Work request » Give back all the entries below. Omit none of them.

Extracted records »
* * * * * * * * *

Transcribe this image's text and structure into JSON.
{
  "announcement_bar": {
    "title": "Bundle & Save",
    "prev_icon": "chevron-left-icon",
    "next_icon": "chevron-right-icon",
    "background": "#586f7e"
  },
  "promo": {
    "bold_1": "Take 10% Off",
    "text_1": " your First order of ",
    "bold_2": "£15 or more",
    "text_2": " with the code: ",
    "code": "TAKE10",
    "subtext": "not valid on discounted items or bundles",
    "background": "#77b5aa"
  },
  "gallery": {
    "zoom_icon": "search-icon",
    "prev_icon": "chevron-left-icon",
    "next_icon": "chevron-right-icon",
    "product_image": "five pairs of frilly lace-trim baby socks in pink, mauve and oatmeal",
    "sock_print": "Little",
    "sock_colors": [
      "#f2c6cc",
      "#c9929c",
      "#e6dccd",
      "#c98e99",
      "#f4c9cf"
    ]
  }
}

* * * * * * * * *

Problem solution »
Transcribe this image's text and structure into JSON.
{
  "announcement_bar": {
    "title": "Bundle & Save",
    "prev_icon": "chevron-left-icon",
    "next_icon": "chevron-right-icon",
    "background": "#586f7e"
  },
  "promo": {
    "bold_1": "Take 10% Off",
    "text_1": " your First order of ",
    "bold_2": "£15 or more",
    "text_2": " with the code: ",
    "code": "TAKE10",
    "subtext": "not valid on discounted items or bundles",
    "background": "#77b5aa"
  },
  "gallery": {
    "zoom_icon": "search-icon",
    "prev_icon": "chevron-left-icon",
    "next_icon": "chevron-right-icon",
    "product_image": "five pairs of frilly lace-trim baby socks in pink, mauve and oatmeal",
    "sock_print": "Little",
    "sock_colors": [
      "#f2c6cc",
      "#c9929c",
      "#e6dccd",
      "#c98e99",
      "#f4c9cf"
    ]
  }
}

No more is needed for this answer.